Canadian Cycling Magazine

The mom and the minivan at the end of the subarctic trek


Buck Miller, Eric Batty and Ryan Atkins pedalled fat bikes 721 km along the Wapusk trail from Peawanuck, Ont., to Gillam, Man. They faced temperatur­es close to -40 C and had to sleep within the perimeter of a polar fence, which relies on a blank shotgun shell to frighten a bear away and alert the guys to danger. Their bikes weighed more than 100 lb. In mid-march, when they pulled into Gillam after eight days in the woods, they became the first men to ride the world’s longest winter road on fat bikes.
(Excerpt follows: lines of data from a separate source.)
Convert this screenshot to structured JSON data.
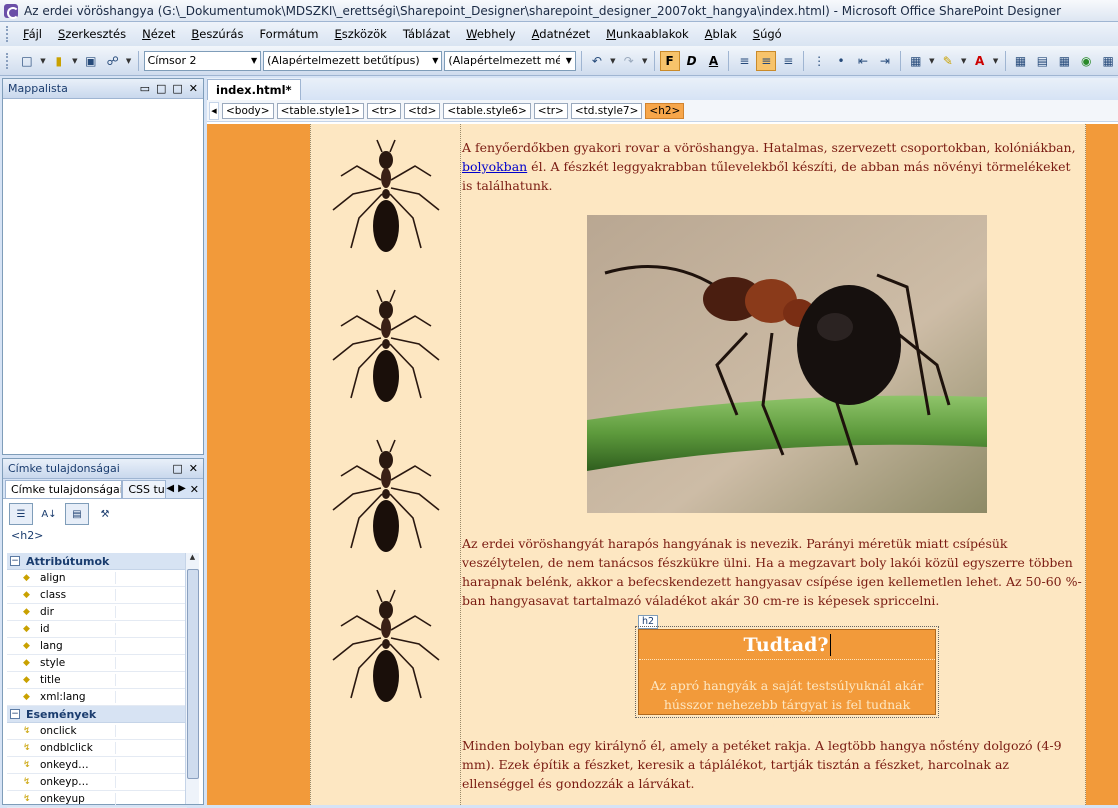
{
  "window": {
    "title": "Az erdei vöröshangya (G:\\_Dokumentumok\\MDSZKI\\_erettségi\\Sharepoint_Designer\\sharepoint_designer_2007okt_hangya\\index.html) - Microsoft Office SharePoint Designer"
  },
  "menu": [
    {
      "hot": "F",
      "rest": "ájl"
    },
    {
      "hot": "S",
      "rest": "zerkesztés"
    },
    {
      "hot": "N",
      "rest": "ézet"
    },
    {
      "hot": "B",
      "rest": "eszúrás"
    },
    {
      "hot": "",
      "rest": "Formátum"
    },
    {
      "hot": "E",
      "rest": "szközök"
    },
    {
      "hot": "",
      "rest": "Táblázat"
    },
    {
      "hot": "W",
      "rest": "ebhely"
    },
    {
      "hot": "A",
      "rest": "datnézet"
    },
    {
      "hot": "M",
      "rest": "unkaablakok"
    },
    {
      "hot": "A",
      "rest": "blak"
    },
    {
      "hot": "S",
      "rest": "úgó"
    }
  ],
  "toolbar": {
    "style_value": "Címsor 2",
    "font_value": "(Alapértelmezett betűtípus)",
    "size_value": "(Alapértelmezett méret)",
    "bold_label": "F",
    "italic_label": "D",
    "underline_label": "A"
  },
  "panels": {
    "folder_list_title": "Mappalista",
    "tag_props_title": "Címke tulajdonságai",
    "tab_tag": "Címke tulajdonságai",
    "tab_css": "CSS tula",
    "tag_name": "<h2>",
    "attributes_title": "Attribútumok",
    "attributes": [
      "align",
      "class",
      "dir",
      "id",
      "lang",
      "style",
      "title",
      "xml:lang"
    ],
    "events_title": "Események",
    "events": [
      "onclick",
      "ondblclick",
      "onkeyd…",
      "onkeyp…",
      "onkeyup"
    ]
  },
  "editor": {
    "doc_tab": "index.html*",
    "quick_tags": [
      "<body>",
      "<table.style1>",
      "<tr>",
      "<td>",
      "<table.style6>",
      "<tr>",
      "<td.style7>",
      "<h2>"
    ]
  },
  "content": {
    "p1_before": "A fenyőerdőkben gyakori rovar a vöröshangya. Hatalmas, szervezett csoportokban, kolóniákban, ",
    "p1_link": "bolyokban",
    "p1_after": " él. A fészkét leggyakrabban tűlevelekből készíti, de abban más növényi törmelékeket is találhatunk.",
    "p2": "Az erdei vöröshangyát harapós hangyának is nevezik. Parányi méretük miatt csípésük veszélytelen, de nem tanácsos fészkükre ülni. Ha a megzavart boly lakói közül egyszerre többen harapnak belénk, akkor a befecskendezett hangyasav csípése igen kellemetlen lehet. Az 50-60 %-ban hangyasavat tartalmazó váladékot akár 30 cm-re is képesek spriccelni.",
    "tip_badge": "h2",
    "tip_title": "Tudtad?",
    "tip_text": "Az apró hangyák a saját testsúlyuknál akár hússzor nehezebb tárgyat is fel tudnak emelni.",
    "p3": "Minden bolyban egy királynő él, amely a petéket rakja. A legtöbb hangya nőstény dolgozó (4-9 mm). Ezek építik a fészket, keresik a táplálékot, tartják tisztán a fészket, harcolnak az ellenséggel és gondozzák a lárvákat."
  }
}
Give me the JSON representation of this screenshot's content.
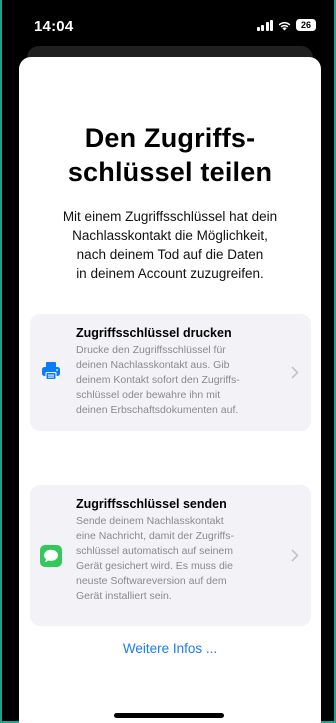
{
  "status_bar": {
    "time": "14:04",
    "battery_level": "26"
  },
  "page": {
    "title_lines": [
      "Den Zugriffs-",
      "schlüssel teilen"
    ],
    "description_lines": [
      "Mit einem Zugriffsschlüssel hat dein",
      "Nachlasskontakt die Möglichkeit,",
      "nach deinem Tod auf die Daten",
      "in deinem Account zuzugreifen."
    ]
  },
  "options": [
    {
      "title": "Zugriffsschlüssel drucken",
      "body_lines": [
        "Drucke den Zugriffsschlüssel für",
        "deinen Nachlasskontakt aus. Gib",
        "deinem Kontakt sofort den Zugriffs-",
        "schlüssel oder bewahre ihn mit",
        "deinen Erbschaftsdokumenten auf."
      ],
      "icon": "printer-icon",
      "icon_color": "#0a7aff"
    },
    {
      "title": "Zugriffsschlüssel senden",
      "body_lines": [
        "Sende deinem Nachlasskontakt",
        "eine Nachricht, damit der Zugriffs-",
        "schlüssel automatisch auf seinem",
        "Gerät gesichert wird. Es muss die",
        "neuste Softwareversion auf dem",
        "Gerät installiert sein."
      ],
      "icon": "messages-icon",
      "icon_color": "#34c759"
    }
  ],
  "link": {
    "more_info": "Weitere Infos ..."
  },
  "colors": {
    "accent": "#1a7cf5",
    "card_background": "#f2f2f7",
    "secondary_text": "#8a8a8e"
  }
}
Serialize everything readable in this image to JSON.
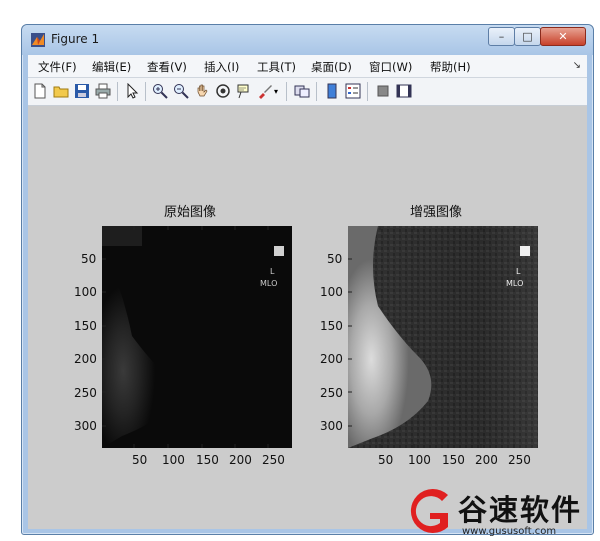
{
  "window": {
    "title": "Figure 1",
    "controls": {
      "minimize": "–",
      "maximize": "□",
      "close": "✕"
    }
  },
  "menubar": {
    "items": [
      "文件(F)",
      "编辑(E)",
      "查看(V)",
      "插入(I)",
      "工具(T)",
      "桌面(D)",
      "窗口(W)",
      "帮助(H)"
    ],
    "overflow_icon": "chevron-icon"
  },
  "toolbar": {
    "icons": [
      "new-figure-icon",
      "open-icon",
      "save-icon",
      "print-icon",
      "pointer-icon",
      "zoom-in-icon",
      "zoom-out-icon",
      "pan-icon",
      "rotate-3d-icon",
      "data-cursor-icon",
      "brush-icon",
      "link-icon",
      "colorbar-icon",
      "legend-icon",
      "hide-plot-tools-icon",
      "show-plot-tools-icon"
    ]
  },
  "plots": [
    {
      "title": "原始图像",
      "x_ticks": [
        "50",
        "100",
        "150",
        "200",
        "250"
      ],
      "y_ticks": [
        "50",
        "100",
        "150",
        "200",
        "250",
        "300"
      ]
    },
    {
      "title": "增强图像",
      "x_ticks": [
        "50",
        "100",
        "150",
        "200",
        "250"
      ],
      "y_ticks": [
        "50",
        "100",
        "150",
        "200",
        "250",
        "300"
      ]
    }
  ],
  "watermark": {
    "brand": "谷速软件",
    "url": "www.gususoft.com",
    "logo_color": "#e02020"
  }
}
Then, it was time to start their journey back home. That’s where Buck’s mom, Trudy, came in.

“Most expedition­s don’t end with your mom picking you up in a minivan and driving you home,” said Miller with a laugh.

For Buck and company, their trip began with a flight from Timmins, Ont., to Peawanuck. The plane was loaded with all of their gear. Trudy left for Gillam from her place on the Ottawa River, north of Algonquin Park, about 2,976 km away. When they all connected in northern Manitoba, everything, and everyone, crammed into the minivan. The humble vehicle greatly simplified logistics for the riders. A flight out of Gilliam would have added to their costs and the complexity of their trek.

Trudy’s presence was also much more than lift back home. “She’s a superhero for driving all the way there,” Atkins said. “And it was nice to see a friendly face and to get into a warm, heated vehicle. On the trail, you could never let your guard down. You were always doing something to survive: melting snow for water, keeping your sleeping bag dry or just staying warm. But once you got into that minivan, it was like, ‘OK. We’re good.’”

 ??  ??

Newspapers in English

Newspapers from Canada